Birth and Rise of Cubism
Once upon a time in the early 20th century, a radical art sensation began to take shape in the unassuming studios of Georges Braque and Pablo Picasso in Paris. This was an explosion of creativity unlike anything the art world had seen in years. The movement, aptly christened 'Cubism', was the embodiment of thinking lofty, swinging the paintbrush outside the box, and out-rightly defying the traditional rules of art predominant at the time. And yeah, that's a polite way of saying things got rather interesting, even chaotic, for the observers of the period.
Cubism broke away from traditional academic representations of reality, presenting subjects from multiple perspectives simultaneously, and interestingly, it did not use the single-point linear perspective. The technique was a rebellion of sorts against the single point perspective, which had held sway for several centuries of European art. This new "back to basics" approach sought to strip everything back to its bare, essential form. Rather than representing forms as they appear from a particular viewpoint, Cubism sought to capture the essence of the subject matter from several viewpoints.
Contribution and Influence of Cubism
Without a doubt, Cubism shook the very foundations of visual art, which led to a domino effect that influenced every single art movement that followed it. It became the big bang that gave birth to an array of modern arts. And talking about a tremor that results in a monolith of change is quite an exciting ordeal! You could almost compare this to those fun little science experiments we did in school where one little reaction led to a fascinating chain of other reactions.

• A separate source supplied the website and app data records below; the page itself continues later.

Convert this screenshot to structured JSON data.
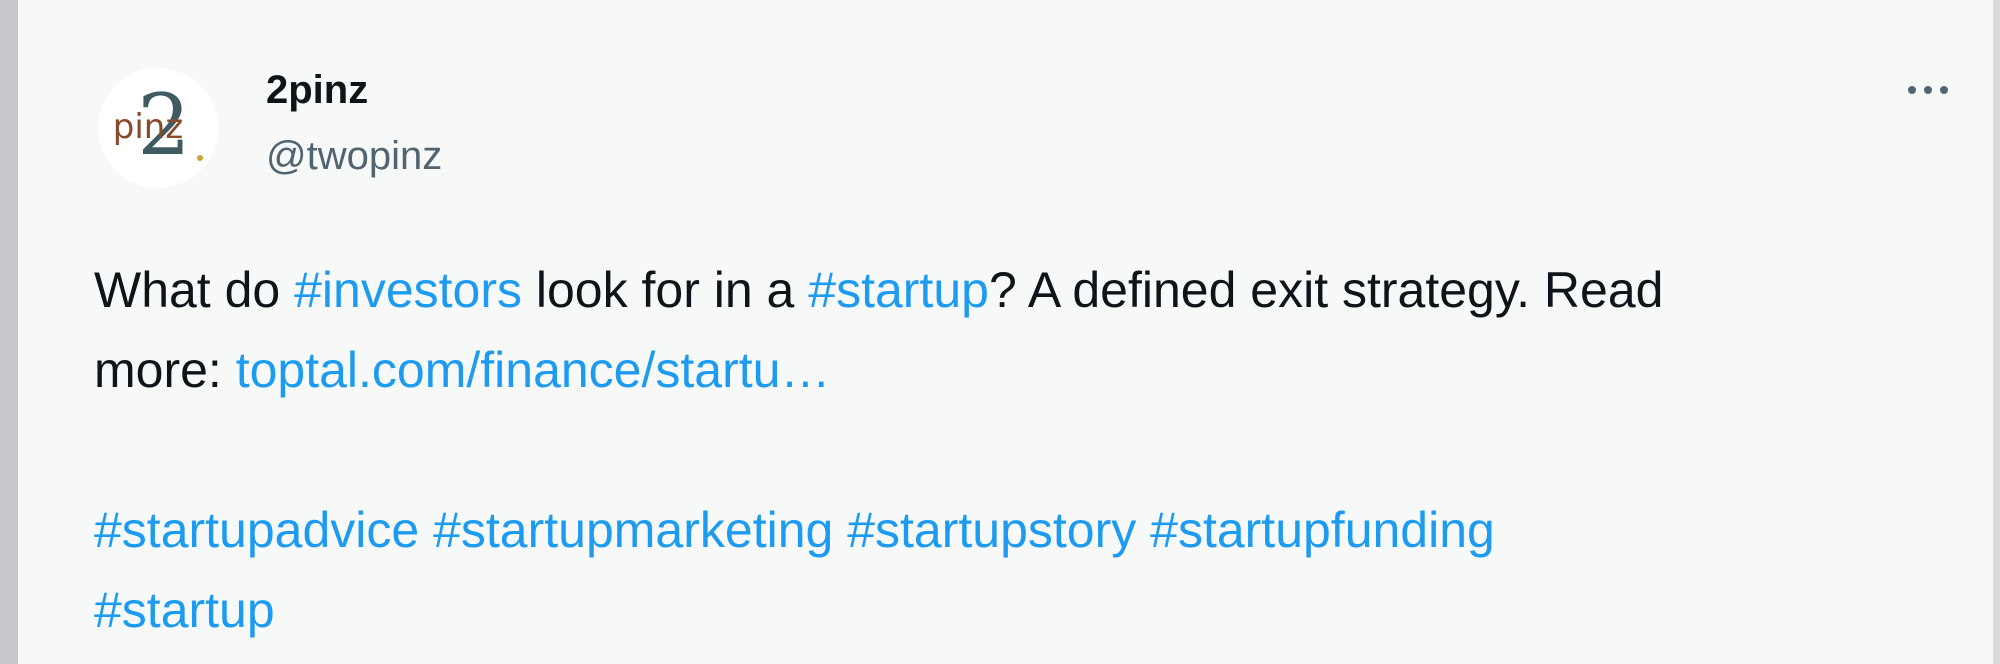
{
  "author": {
    "display_name": "2pinz",
    "handle": "@twopinz",
    "avatar_label": "pinz",
    "avatar_numeral": "2",
    "avatar_colors": {
      "numeral": "#3f5a60",
      "text": "#8a4a2a",
      "accent": "#c7a13a"
    }
  },
  "more_button": {
    "icon": "more-horizontal-icon"
  },
  "tweet": {
    "t1": "What do ",
    "tag_investors": "#investors",
    "t2": " look for in a ",
    "tag_startup_inline": "#startup",
    "t3": "? A defined exit strategy. Read",
    "t4": "more: ",
    "link": "toptal.com/finance/startu…",
    "tags_line1": [
      "#startupadvice",
      "#startupmarketing",
      "#startupstory",
      "#startupfunding"
    ],
    "tags_line2": [
      "#startup"
    ]
  },
  "colors": {
    "link": "#1d9bf0",
    "text": "#0f1419",
    "secondary": "#536471",
    "card_background": "#f7f9f9"
  }
}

Cubism gave artists the freedom to play with form and space in a way that had never been possible before. It opened the door to abstraction, making way for movements like Futurism, Constructivism, Surrealism, Dada, and outrightly changed the trajectory of modern art. Artists were no longer confined by the need to replicate real-world objects. Instead, they could draw on their imaginations, experiences, and ideas to create new compositions. It was literally a “party of creation” with Cubism playing the role of the exuberant host. And wow, what a host!
Cubist Masters: Picasso and Braque
Alright, before we continue, let's take a moment to appreciate the maestros who actually held the scepter behind this artistic revolution: Picasso and Braque. Picasso, with his bold strokes and unconventional approach, gave birth to a new artistic dialogue that brazenly defied the norm. No wonder the man spent his entire life pushing the envelope! And let's not forget Braque, with his unique approaches to perspective and form, proved to be a perfect partner in crime to Picasso. Their combined oeuvre created a seismic shift that resonated through the art world and continues to influence artists to this day.
Their keen sense of form, attention to minute details, and above all, their audacity to challenge the norms, is something that an art enthusiast, or even a regular Joe, can't ignore while standing in front of a Cubist masterpiece. The sensations and perceptive challenges they initiated are still resonating globally, helping contemporary artists and fans to push the boundaries of their minds and hearts. It won't be an exaggeration to call them superheroes of the art world with capes made of oil pastels and canvases.
The Everlasting Legacy of Cubism
Ah! Without a doubt, the legacy of Cubism is rich and pervasive. It is the avant-garde movement that laid the groundwork for the proliferation of countless modern art movements. I reckon that without the daring revolution incited by Cubism, the tapestry of 20th-century art would have been quite vanilla. And as an art lover, I shudder at that thought.
From architecture to literature, from painting to fashion, Cubism continues to weave its magic in almost every sphere of artistic creation. Heck, I was wandering aimlessly around the local craft market here in Brisbane the other day and almost chucked myself on a rug that reminded me of a Cubist painting I'd once seen. The geometric lines, the asymmetric design, the profound impact! And it struck me how this avant-garde movement from the early 1900s continues to subconsciously influence the things around us
And there you have it. Cubism, in all its geometric and fragmented glory, continues to dictate the rhythm of the modern art world, for it defied the norm, challenged the ordinary and braved the unconventional to embolden future art movements.